The output must be the data, printed exactly as written.

Records to use START

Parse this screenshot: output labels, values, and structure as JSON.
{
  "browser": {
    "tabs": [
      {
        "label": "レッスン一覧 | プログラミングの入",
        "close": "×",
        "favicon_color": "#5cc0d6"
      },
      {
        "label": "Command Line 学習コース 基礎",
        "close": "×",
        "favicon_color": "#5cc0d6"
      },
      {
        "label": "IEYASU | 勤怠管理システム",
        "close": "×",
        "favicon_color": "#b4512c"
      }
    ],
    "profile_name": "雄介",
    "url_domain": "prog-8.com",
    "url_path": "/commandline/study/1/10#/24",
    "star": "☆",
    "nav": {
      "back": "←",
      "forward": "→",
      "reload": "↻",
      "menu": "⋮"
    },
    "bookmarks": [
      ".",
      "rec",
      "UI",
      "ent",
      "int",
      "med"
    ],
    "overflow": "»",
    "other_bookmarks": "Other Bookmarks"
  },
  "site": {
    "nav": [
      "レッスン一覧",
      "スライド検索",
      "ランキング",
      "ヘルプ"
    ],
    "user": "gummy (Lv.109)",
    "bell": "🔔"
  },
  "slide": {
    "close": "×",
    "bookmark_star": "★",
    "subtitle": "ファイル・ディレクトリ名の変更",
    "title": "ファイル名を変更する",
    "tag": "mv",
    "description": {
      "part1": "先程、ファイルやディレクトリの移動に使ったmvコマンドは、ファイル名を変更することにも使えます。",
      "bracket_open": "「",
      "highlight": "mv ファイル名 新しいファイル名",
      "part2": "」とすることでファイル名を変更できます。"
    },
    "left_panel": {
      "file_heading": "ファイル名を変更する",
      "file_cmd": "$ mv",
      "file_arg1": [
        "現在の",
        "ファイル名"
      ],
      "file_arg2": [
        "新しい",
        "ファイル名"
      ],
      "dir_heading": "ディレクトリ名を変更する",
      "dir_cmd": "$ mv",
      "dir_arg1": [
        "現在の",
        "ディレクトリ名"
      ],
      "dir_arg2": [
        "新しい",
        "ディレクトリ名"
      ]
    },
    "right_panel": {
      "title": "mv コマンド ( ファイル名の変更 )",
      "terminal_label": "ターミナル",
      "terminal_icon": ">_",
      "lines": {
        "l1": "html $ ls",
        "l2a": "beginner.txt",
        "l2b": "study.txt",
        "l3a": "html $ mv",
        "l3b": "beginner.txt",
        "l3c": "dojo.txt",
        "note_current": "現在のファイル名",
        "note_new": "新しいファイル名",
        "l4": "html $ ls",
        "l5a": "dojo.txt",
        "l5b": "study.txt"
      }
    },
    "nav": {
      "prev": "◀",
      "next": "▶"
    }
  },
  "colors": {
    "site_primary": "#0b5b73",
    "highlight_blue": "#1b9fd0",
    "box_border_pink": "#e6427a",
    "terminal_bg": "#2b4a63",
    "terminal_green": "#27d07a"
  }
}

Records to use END

## Task result
Parse this screenshot: output labels, values, and structure as JSON.
{
  "browser": {
    "tabs": [
      {
        "label": "レッスン一覧 | プログラミングの入",
        "close": "×",
        "favicon_color": "#5cc0d6"
      },
      {
        "label": "Command Line 学習コース 基礎",
        "close": "×",
        "favicon_color": "#5cc0d6"
      },
      {
        "label": "IEYASU | 勤怠管理システム",
        "close": "×",
        "favicon_color": "#b4512c"
      }
    ],
    "profile_name": "雄介",
    "url_domain": "prog-8.com",
    "url_path": "/commandline/study/1/10#/24",
    "star": "☆",
    "nav": {
      "back": "←",
      "forward": "→",
      "reload": "↻",
      "menu": "⋮"
    },
    "bookmarks": [
      ".",
      "rec",
      "UI",
      "ent",
      "int",
      "med"
    ],
    "overflow": "»",
    "other_bookmarks": "Other Bookmarks"
  },
  "site": {
    "nav": [
      "レッスン一覧",
      "スライド検索",
      "ランキング",
      "ヘルプ"
    ],
    "user": "gummy (Lv.109)",
    "bell": "🔔"
  },
  "slide": {
    "close": "×",
    "bookmark_star": "★",
    "subtitle": "ファイル・ディレクトリ名の変更",
    "title": "ファイル名を変更する",
    "tag": "mv",
    "description": {
      "part1": "先程、ファイルやディレクトリの移動に使ったmvコマンドは、ファイル名を変更することにも使えます。",
      "bracket_open": "「",
      "highlight": "mv ファイル名 新しいファイル名",
      "part2": "」とすることでファイル名を変更できます。"
    },
    "left_panel": {
      "file_heading": "ファイル名を変更する",
      "file_cmd": "$ mv",
      "file_arg1": [
        "現在の",
        "ファイル名"
      ],
      "file_arg2": [
        "新しい",
        "ファイル名"
      ],
      "dir_heading": "ディレクトリ名を変更する",
      "dir_cmd": "$ mv",
      "dir_arg1": [
        "現在の",
        "ディレクトリ名"
      ],
      "dir_arg2": [
        "新しい",
        "ディレクトリ名"
      ]
    },
    "right_panel": {
      "title": "mv コマンド ( ファイル名の変更 )",
      "terminal_label": "ターミナル",
      "terminal_icon": ">_",
      "lines": {
        "l1": "html $ ls",
        "l2a": "beginner.txt",
        "l2b": "study.txt",
        "l3a": "html $ mv",
        "l3b": "beginner.txt",
        "l3c": "dojo.txt",
        "note_current": "現在のファイル名",
        "note_new": "新しいファイル名",
        "l4": "html $ ls",
        "l5a": "dojo.txt",
        "l5b": "study.txt"
      }
    },
    "nav": {
      "prev": "◀",
      "next": "▶"
    }
  },
  "colors": {
    "site_primary": "#0b5b73",
    "highlight_blue": "#1b9fd0",
    "box_border_pink": "#e6427a",
    "terminal_bg": "#2b4a63",
    "terminal_green": "#27d07a"
  }
}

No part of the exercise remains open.